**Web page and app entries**
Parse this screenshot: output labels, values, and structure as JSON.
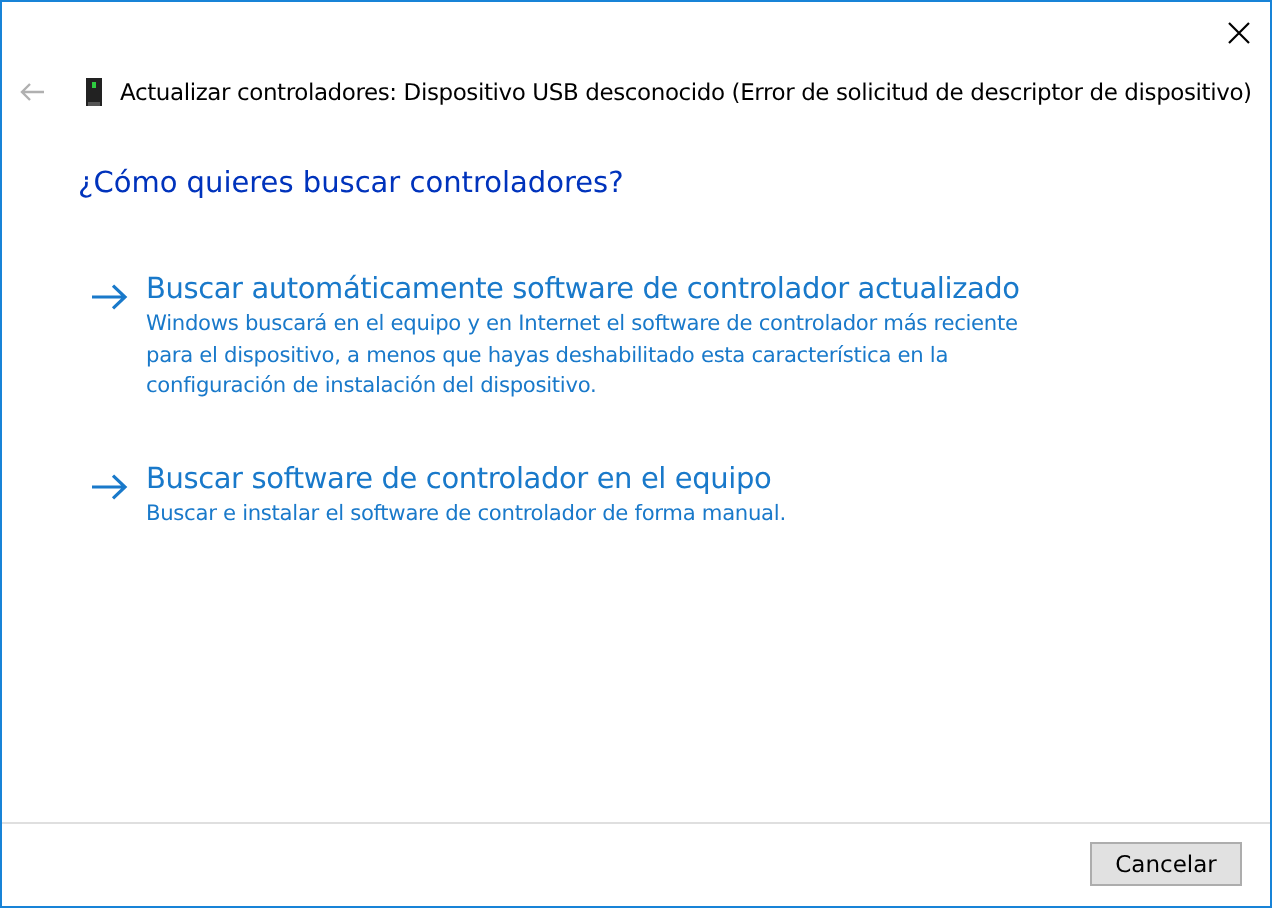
{
  "window": {
    "title": "Actualizar controladores: Dispositivo USB desconocido (Error de solicitud de descriptor de dispositivo)"
  },
  "heading": "¿Cómo quieres buscar controladores?",
  "options": [
    {
      "title": "Buscar automáticamente software de controlador actualizado",
      "description": "Windows buscará en el equipo y en Internet el software de controlador más reciente para el dispositivo, a menos que hayas deshabilitado esta característica en la configuración de instalación del dispositivo."
    },
    {
      "title": "Buscar software de controlador en el equipo",
      "description": "Buscar e instalar el software de controlador de forma manual."
    }
  ],
  "buttons": [
    "Cancelar"
  ]
}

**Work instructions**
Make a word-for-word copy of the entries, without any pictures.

**Response area**
Parse this screenshot: output labels, values, and structure as JSON.
{
  "window": {
    "title": "Actualizar controladores: Dispositivo USB desconocido (Error de solicitud de descriptor de dispositivo)"
  },
  "heading": "¿Cómo quieres buscar controladores?",
  "options": [
    {
      "title": "Buscar automáticamente software de controlador actualizado",
      "description": "Windows buscará en el equipo y en Internet el software de controlador más reciente para el dispositivo, a menos que hayas deshabilitado esta característica en la configuración de instalación del dispositivo."
    },
    {
      "title": "Buscar software de controlador en el equipo",
      "description": "Buscar e instalar el software de controlador de forma manual."
    }
  ],
  "buttons": [
    "Cancelar"
  ]
}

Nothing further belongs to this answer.